▸ **RECORDS FOR THIS TASK**
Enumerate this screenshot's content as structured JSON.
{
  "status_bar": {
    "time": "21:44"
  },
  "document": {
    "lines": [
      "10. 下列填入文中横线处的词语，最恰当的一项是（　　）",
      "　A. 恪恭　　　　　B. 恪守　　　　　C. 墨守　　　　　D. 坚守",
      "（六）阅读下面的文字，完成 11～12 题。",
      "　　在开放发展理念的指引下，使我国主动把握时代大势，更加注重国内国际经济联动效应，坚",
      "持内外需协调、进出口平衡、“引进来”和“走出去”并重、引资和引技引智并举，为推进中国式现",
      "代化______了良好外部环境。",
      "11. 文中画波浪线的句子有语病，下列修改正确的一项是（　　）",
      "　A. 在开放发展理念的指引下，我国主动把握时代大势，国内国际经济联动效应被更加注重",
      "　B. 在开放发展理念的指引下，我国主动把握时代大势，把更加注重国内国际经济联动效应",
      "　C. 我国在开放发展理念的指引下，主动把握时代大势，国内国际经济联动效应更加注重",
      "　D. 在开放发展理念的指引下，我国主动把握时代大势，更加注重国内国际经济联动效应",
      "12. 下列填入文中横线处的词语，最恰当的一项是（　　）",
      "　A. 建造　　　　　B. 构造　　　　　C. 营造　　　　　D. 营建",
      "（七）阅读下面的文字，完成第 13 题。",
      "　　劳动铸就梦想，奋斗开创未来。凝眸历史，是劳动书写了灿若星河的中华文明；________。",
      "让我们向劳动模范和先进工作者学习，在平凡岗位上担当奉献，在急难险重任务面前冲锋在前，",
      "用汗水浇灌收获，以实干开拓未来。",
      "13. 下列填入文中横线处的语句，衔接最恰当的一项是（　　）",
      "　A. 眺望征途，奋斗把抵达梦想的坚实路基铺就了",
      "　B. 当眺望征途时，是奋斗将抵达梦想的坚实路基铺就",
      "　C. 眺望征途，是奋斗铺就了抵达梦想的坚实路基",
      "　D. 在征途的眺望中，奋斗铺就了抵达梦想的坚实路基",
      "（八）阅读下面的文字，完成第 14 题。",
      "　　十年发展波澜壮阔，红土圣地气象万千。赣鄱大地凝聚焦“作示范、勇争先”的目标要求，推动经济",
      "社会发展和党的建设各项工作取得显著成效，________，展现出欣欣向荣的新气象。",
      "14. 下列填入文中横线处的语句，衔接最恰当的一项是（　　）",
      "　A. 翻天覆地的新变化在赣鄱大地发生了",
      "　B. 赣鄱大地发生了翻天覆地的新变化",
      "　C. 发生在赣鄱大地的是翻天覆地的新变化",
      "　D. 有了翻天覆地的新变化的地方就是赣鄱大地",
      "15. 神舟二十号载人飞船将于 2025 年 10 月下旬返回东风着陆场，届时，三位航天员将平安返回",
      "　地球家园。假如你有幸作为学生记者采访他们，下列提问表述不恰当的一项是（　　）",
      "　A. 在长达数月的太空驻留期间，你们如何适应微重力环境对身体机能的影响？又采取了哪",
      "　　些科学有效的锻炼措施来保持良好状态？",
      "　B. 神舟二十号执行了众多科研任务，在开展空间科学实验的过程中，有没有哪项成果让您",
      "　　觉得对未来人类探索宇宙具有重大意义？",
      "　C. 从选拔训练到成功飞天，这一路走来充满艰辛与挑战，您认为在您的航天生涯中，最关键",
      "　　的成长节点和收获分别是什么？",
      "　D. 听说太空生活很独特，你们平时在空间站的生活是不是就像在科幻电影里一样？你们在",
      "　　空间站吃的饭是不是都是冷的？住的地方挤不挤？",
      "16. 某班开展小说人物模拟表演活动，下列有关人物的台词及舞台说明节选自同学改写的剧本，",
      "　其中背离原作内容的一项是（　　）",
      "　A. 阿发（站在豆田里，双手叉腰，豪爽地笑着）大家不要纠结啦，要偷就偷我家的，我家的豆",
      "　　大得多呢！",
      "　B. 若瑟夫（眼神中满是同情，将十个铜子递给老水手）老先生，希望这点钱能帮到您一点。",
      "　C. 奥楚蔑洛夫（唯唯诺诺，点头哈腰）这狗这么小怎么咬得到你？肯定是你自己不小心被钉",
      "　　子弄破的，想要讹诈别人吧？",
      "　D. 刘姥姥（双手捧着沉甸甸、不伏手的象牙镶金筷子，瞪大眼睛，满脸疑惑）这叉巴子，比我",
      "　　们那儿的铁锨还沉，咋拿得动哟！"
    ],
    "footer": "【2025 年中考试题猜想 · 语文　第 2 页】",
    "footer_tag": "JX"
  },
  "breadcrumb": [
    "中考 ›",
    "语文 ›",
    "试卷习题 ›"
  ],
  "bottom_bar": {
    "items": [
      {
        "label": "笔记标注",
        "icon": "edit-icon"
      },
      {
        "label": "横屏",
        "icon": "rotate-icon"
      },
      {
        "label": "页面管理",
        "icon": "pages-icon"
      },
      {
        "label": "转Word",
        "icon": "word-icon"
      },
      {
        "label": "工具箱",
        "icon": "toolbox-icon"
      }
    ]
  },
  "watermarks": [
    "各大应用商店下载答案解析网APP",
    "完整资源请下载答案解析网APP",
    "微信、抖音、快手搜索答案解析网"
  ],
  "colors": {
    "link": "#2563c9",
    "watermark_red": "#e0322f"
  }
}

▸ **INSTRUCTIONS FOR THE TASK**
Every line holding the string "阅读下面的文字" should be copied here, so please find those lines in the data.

▸ **SOLUTION FOR THIS TASK**
      "（六）阅读下面的文字，完成 11～12 题。",
      "（七）阅读下面的文字，完成第 13 题。",
      "（八）阅读下面的文字，完成第 14 题。",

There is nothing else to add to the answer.